SUMMERS: Throughout the book, you wrote so movingly about the guilt that you felt and about the fact that something that was an honest mistake, as you've said, led to months away from your wife and family, months under the conditions that you've been telling us about. And you also wrote about how despite getting forgiveness from your family, from your wife, it was hard to let go of that guilt. How did you get to a place where you felt able to let that go and to forgive yourself, if you have?

GRINER: A lot of counseling, therapy, talking. Everybody kept telling me to, you know, give myself grace. And that was the hardest thing to do because at the end of the day, you know, my dad taught me you just take ownership for things that you've done, like, willingly and unwillingly. So I had to take responsibility. And it was just - it's really hard.

I think, at times, I still feel like I haven't forgiven myself, honestly, because I'm just like, I robbed my family of time with me. You know, I robbed my wife of, you know, those special moments and just being there for her. That's probably my last healing piece that I will hopefully get to eventually.

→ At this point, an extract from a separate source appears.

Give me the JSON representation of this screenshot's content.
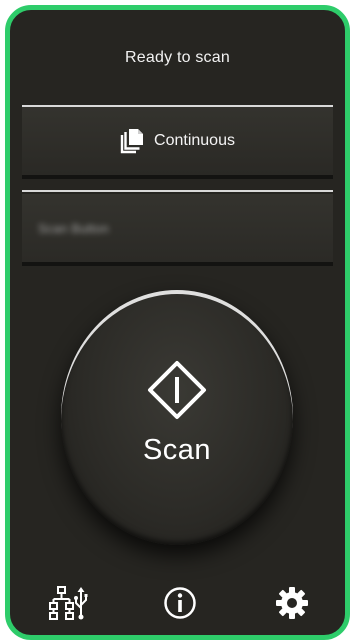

SUMMERS: Yeah. How are you thinking about the future, Brittney?

GRINER: I mean, when I think of the future, I think it's going to be good. You know, we have a little one on the way...

SUMMERS: Congratulations.

GRINER: ...Me and my wife. We're - thank you. We're expecting a little boy on the way. So I'm just looking forward to parenthood and just enjoying every single moment of it. And, you know, all the talks my dad and mom gave me growing up and just saying, you know, one day you'll understand how much we worry and why we worry and why we give you lectures. And I'm already worrying about my kid, and, you know, they haven't even got here yet. So - but I'm already starting to see what they mean and just enjoying every moment we can.

SUMMERS: Last year, you said that you would not play overseas again unless you were representing the United States in the Olympics. And the Paris games, they're less than a hundred days away. You think that's going to be on the cards for you?

GRINER: I hope so because that will be an amazing return back to overseas and to represent my country that literally came to my rescue. I wouldn't be here without my country. And to go and potentially win another gold medal for us would - it's just going to mean so much, standing on that podium and watching the flag go up.

SUMMERS: We've been speaking with Brittney Griner about her memoir, "Coming Home." Brittney, thank you for your time.

GRINER: Thank you so much. Transcript provided by NPR, Copyright NPR.

NPR transcripts are created on a rush deadline by an NPR contractor. This text may not be in its final form and may be updated or revised in the future. Accuracy and availability may vary. The authoritative record of NPR’s programming is the audio record.

Ashley Brown is a senior editor for All Things Considered.
Juana Summers is a political correspondent for NPR covering race, justice and politics. She has covered politics since 2010 for publications including Politico, CNN and The Associated Press. She got her start in public radio at KBIA in Columbia, Mo., and also previously covered Congress for NPR.